### [Problem statement]
Look for the word "true" in the entries and copy each line where it appears.

### [Data provided]
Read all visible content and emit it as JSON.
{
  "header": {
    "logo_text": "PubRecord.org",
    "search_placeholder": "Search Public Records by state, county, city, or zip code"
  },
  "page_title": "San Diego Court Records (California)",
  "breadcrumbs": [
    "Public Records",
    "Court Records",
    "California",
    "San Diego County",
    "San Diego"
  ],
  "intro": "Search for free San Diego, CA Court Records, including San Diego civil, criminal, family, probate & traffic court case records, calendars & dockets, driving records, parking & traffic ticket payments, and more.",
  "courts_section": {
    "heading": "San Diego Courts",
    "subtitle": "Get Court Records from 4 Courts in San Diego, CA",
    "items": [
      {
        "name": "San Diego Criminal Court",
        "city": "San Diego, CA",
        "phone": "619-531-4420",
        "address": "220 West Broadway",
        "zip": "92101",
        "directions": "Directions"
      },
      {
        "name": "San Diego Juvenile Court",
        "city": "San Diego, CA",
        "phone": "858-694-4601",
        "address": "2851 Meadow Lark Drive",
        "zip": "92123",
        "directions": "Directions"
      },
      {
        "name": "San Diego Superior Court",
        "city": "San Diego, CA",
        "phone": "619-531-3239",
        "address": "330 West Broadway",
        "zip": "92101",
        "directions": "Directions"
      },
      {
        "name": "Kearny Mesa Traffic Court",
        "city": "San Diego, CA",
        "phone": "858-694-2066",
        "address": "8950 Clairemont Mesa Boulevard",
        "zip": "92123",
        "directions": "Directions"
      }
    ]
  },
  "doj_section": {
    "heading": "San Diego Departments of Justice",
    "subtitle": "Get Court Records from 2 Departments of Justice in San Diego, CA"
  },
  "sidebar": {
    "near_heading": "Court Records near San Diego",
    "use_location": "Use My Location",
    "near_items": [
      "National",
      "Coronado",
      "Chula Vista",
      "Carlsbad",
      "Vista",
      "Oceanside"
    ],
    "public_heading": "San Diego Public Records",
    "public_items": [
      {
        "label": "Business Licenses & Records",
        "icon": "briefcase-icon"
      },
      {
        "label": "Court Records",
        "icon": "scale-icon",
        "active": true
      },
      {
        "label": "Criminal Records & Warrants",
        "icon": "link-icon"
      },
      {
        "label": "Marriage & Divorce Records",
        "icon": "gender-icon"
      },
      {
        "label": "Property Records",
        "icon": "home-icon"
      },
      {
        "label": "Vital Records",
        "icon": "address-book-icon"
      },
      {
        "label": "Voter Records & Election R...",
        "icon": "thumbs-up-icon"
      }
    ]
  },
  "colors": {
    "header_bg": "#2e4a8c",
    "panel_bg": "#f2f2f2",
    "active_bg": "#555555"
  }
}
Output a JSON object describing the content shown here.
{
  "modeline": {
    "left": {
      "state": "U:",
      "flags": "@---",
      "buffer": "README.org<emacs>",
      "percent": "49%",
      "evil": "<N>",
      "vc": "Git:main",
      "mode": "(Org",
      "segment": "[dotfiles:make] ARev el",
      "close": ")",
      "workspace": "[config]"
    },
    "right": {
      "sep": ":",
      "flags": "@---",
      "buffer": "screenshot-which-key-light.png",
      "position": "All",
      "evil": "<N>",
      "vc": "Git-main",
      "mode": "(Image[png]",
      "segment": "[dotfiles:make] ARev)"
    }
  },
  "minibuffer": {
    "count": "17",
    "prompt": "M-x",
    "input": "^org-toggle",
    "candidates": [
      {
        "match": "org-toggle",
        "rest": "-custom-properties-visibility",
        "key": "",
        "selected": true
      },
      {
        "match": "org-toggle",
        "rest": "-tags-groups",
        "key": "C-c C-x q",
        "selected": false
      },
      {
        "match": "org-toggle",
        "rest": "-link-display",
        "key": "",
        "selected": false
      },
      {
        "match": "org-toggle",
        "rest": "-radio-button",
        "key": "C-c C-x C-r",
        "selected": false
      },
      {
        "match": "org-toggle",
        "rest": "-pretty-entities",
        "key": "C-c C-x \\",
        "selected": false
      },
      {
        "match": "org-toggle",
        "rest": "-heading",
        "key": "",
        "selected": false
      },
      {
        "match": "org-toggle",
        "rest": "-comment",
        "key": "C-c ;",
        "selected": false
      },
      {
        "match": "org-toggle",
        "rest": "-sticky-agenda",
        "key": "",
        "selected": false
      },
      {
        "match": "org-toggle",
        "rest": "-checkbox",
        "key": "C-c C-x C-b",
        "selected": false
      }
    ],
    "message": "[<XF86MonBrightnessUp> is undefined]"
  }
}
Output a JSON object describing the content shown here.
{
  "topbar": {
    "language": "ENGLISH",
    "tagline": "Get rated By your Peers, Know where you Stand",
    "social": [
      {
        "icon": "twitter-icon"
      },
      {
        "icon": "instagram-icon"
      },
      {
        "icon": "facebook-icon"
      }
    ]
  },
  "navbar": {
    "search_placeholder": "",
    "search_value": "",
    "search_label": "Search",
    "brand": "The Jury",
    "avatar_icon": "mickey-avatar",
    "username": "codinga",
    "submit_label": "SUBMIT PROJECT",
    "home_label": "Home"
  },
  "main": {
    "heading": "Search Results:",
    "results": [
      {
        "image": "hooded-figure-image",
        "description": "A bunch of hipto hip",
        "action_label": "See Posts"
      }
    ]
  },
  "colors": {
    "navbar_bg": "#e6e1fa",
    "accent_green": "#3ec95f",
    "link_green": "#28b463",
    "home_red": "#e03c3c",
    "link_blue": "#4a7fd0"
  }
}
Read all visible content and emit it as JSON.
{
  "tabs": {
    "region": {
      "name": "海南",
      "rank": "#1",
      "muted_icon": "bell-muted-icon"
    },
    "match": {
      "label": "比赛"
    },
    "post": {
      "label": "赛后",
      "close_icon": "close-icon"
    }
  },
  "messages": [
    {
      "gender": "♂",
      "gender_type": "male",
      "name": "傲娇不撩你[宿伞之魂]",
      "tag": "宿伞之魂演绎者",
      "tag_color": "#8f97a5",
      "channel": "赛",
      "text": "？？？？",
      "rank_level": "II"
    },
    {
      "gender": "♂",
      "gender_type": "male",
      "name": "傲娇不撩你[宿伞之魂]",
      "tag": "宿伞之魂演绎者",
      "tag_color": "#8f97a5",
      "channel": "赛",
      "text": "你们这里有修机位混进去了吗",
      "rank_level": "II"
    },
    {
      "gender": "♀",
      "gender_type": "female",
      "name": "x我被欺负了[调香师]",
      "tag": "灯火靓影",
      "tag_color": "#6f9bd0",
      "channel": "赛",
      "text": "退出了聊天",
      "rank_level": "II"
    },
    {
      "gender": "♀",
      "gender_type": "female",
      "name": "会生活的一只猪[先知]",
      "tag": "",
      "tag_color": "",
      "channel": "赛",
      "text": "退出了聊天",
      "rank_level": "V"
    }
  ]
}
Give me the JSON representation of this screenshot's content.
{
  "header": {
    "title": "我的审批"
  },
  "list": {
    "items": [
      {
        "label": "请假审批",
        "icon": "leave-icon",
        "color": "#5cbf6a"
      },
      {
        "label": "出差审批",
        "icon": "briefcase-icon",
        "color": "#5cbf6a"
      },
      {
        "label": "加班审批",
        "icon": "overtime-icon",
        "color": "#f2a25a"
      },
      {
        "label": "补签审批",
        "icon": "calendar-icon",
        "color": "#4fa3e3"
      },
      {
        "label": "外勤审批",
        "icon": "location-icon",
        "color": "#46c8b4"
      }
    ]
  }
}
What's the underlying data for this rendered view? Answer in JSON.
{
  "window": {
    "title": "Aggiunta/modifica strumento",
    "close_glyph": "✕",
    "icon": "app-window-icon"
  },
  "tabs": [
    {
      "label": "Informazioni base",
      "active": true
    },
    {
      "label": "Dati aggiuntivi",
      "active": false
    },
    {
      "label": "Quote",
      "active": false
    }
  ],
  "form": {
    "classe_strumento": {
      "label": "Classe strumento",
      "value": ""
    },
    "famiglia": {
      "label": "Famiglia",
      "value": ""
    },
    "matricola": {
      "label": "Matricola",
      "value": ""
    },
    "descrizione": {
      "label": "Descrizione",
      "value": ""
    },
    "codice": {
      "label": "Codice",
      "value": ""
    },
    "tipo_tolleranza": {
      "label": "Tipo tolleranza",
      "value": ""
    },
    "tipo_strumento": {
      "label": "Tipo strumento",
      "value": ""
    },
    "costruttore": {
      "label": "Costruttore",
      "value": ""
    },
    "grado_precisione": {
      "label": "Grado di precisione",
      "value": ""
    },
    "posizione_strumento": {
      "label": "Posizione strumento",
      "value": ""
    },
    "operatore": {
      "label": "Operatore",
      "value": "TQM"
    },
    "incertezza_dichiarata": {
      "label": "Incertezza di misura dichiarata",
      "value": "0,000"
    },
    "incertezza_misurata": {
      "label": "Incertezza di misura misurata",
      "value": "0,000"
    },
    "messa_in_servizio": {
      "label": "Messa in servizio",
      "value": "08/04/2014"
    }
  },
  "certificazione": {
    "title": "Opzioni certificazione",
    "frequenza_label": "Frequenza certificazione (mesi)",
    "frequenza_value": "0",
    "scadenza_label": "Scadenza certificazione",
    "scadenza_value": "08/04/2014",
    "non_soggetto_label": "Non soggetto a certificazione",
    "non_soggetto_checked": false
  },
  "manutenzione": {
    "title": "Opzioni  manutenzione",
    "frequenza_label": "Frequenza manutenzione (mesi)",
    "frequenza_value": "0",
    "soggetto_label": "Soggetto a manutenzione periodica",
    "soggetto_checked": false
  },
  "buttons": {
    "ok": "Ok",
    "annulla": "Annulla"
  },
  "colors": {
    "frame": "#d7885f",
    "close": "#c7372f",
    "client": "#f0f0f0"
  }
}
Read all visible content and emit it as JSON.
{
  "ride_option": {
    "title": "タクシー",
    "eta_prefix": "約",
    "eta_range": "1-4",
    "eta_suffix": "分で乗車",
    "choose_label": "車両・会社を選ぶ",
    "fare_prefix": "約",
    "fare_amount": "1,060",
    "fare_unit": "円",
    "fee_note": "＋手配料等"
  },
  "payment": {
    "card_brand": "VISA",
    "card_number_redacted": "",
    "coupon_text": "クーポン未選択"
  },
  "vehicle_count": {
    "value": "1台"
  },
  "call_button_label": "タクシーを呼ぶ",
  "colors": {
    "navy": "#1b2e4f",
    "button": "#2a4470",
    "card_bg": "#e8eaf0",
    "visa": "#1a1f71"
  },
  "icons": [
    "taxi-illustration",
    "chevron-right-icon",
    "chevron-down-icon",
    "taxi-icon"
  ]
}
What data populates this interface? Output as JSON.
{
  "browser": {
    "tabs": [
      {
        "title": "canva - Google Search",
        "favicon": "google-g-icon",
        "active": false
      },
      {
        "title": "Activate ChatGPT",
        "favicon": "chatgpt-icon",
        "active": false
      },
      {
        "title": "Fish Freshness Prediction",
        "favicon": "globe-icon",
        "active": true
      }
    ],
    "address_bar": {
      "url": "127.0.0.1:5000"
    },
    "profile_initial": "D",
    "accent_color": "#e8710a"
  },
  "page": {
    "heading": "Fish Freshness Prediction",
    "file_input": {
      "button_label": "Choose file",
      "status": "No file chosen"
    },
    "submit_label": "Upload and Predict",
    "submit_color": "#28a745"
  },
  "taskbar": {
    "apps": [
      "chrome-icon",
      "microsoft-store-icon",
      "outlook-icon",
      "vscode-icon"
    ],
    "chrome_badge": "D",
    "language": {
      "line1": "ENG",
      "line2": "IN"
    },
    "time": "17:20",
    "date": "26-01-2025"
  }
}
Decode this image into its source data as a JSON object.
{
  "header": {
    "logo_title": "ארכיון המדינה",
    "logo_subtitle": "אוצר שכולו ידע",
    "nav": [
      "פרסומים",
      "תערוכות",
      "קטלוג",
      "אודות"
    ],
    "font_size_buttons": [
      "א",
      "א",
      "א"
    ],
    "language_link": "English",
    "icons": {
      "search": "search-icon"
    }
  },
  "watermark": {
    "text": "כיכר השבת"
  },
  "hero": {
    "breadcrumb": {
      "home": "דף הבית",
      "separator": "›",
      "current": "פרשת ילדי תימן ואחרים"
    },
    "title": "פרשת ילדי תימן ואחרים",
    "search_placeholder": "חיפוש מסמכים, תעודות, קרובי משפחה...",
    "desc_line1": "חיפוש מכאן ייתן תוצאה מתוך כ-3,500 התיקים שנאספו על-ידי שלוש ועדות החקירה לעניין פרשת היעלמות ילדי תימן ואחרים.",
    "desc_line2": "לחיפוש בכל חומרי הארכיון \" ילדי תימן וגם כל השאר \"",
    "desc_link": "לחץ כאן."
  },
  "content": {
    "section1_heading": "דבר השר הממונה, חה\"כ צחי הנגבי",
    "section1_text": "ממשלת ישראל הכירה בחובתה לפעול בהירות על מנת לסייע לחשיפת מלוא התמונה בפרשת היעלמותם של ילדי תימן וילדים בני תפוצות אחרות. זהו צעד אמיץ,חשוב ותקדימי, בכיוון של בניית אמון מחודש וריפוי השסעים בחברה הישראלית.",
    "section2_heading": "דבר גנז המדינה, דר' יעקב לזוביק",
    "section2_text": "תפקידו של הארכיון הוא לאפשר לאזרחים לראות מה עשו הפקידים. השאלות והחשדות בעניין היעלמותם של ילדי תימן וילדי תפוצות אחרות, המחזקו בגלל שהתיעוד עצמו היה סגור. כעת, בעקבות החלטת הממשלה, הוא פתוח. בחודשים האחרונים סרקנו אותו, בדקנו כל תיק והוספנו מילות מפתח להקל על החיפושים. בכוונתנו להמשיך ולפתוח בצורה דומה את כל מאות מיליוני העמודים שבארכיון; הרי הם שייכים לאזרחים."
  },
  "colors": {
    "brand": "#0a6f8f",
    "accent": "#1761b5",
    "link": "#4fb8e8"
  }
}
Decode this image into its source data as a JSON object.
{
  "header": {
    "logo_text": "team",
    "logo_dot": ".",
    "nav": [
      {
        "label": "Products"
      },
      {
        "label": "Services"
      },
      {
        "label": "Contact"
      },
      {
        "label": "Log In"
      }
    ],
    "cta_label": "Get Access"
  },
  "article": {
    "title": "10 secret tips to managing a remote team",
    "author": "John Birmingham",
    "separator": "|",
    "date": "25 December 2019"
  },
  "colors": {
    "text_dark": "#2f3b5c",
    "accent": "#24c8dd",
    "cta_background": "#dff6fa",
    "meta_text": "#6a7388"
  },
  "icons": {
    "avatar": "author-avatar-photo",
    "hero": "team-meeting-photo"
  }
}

### [Response area]
        "active": true
        "selected": true
      "active": true
        "active": true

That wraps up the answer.